Component data from apps and pages
== Segment start ==

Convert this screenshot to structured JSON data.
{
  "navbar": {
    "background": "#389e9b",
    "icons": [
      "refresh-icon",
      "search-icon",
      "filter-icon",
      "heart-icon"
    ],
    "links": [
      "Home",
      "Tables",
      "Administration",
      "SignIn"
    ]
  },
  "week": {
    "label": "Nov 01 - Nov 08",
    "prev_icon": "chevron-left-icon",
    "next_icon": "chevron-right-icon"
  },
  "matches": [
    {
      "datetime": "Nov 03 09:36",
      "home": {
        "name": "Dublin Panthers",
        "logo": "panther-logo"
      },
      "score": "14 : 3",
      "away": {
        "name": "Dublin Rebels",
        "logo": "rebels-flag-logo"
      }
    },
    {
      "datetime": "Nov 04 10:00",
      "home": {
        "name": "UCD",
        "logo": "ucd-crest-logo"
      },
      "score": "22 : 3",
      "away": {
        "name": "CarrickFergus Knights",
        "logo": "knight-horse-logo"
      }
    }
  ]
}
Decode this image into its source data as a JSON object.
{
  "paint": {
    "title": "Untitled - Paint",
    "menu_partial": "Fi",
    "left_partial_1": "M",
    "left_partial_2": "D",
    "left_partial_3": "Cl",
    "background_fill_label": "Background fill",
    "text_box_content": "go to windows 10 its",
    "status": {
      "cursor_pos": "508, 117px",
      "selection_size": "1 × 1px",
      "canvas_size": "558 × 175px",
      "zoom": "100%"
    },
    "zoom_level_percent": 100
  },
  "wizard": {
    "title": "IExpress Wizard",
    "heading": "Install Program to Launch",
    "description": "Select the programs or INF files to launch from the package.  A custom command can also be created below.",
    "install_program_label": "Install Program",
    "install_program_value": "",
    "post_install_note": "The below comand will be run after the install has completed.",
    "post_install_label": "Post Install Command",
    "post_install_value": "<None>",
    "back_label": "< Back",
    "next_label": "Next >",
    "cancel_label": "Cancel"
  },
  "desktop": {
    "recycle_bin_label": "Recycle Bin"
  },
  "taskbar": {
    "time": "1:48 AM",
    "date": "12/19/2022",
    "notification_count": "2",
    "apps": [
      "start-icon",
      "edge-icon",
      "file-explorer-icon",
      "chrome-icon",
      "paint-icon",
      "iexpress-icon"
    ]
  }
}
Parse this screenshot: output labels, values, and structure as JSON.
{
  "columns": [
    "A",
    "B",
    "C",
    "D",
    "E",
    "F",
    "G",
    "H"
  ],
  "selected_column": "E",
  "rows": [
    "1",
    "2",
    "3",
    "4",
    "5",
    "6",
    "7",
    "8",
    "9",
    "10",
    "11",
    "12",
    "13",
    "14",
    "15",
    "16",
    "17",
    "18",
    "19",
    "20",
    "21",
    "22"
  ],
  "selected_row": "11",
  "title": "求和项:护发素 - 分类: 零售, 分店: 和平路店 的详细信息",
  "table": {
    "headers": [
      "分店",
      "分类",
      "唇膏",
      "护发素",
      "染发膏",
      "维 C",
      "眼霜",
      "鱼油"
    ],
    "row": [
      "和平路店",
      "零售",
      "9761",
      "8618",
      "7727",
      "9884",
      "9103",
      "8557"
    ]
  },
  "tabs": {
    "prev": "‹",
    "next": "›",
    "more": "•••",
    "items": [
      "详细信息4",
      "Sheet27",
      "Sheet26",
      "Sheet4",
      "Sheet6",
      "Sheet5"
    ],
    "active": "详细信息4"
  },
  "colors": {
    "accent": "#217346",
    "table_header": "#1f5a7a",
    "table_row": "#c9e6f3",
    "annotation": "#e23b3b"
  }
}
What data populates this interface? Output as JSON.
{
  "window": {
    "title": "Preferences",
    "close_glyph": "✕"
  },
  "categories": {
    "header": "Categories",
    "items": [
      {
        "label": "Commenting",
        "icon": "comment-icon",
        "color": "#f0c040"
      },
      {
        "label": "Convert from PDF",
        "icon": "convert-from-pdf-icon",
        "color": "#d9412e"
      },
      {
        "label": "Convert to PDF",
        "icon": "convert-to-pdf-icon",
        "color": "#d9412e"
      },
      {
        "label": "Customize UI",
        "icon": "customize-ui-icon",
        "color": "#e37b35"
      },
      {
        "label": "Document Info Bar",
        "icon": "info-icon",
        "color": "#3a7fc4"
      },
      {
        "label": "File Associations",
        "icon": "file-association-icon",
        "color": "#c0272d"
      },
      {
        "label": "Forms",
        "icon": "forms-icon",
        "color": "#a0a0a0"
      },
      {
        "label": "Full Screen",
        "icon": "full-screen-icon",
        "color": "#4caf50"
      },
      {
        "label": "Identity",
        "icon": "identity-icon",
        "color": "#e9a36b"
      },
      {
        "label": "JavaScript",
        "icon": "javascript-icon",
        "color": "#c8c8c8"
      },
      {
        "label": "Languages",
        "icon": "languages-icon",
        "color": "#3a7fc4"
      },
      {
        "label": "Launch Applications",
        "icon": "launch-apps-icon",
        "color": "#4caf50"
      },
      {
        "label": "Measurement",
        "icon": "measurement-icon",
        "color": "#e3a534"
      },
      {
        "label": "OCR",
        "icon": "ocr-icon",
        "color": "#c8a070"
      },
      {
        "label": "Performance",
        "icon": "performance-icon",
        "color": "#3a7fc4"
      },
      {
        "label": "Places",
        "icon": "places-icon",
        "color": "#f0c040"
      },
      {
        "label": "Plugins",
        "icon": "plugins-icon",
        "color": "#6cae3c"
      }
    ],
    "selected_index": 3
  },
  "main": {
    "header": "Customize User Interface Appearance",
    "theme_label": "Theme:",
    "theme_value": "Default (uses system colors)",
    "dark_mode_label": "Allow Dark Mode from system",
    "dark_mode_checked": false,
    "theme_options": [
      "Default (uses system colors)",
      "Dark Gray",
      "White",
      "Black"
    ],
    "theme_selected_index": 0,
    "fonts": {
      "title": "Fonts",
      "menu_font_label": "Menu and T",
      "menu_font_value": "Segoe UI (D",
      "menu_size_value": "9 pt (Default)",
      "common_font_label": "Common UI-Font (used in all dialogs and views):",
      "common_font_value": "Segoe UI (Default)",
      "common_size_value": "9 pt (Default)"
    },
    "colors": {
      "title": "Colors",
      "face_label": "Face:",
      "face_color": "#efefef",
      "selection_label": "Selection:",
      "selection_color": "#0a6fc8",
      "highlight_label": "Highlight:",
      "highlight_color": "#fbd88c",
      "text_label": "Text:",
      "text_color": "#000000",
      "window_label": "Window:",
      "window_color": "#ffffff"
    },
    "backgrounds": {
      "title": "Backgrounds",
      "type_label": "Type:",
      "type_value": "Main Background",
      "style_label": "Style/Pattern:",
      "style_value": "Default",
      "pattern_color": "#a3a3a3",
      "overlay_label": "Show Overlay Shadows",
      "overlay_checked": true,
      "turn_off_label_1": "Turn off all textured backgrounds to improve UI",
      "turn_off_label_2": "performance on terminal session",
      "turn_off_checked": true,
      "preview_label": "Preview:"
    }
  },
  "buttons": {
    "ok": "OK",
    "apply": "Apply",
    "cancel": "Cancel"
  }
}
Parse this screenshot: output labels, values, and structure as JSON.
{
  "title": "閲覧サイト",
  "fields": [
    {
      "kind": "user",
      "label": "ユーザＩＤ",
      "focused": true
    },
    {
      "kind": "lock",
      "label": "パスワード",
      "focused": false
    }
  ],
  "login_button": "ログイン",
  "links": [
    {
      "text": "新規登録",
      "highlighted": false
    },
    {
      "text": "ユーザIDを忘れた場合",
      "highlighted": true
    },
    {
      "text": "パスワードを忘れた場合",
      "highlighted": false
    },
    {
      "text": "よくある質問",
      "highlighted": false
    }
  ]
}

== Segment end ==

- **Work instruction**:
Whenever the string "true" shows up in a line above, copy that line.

- **Your response**:
      "overlay_checked": true,
      "turn_off_checked": true,
      "focused": true
      "highlighted": true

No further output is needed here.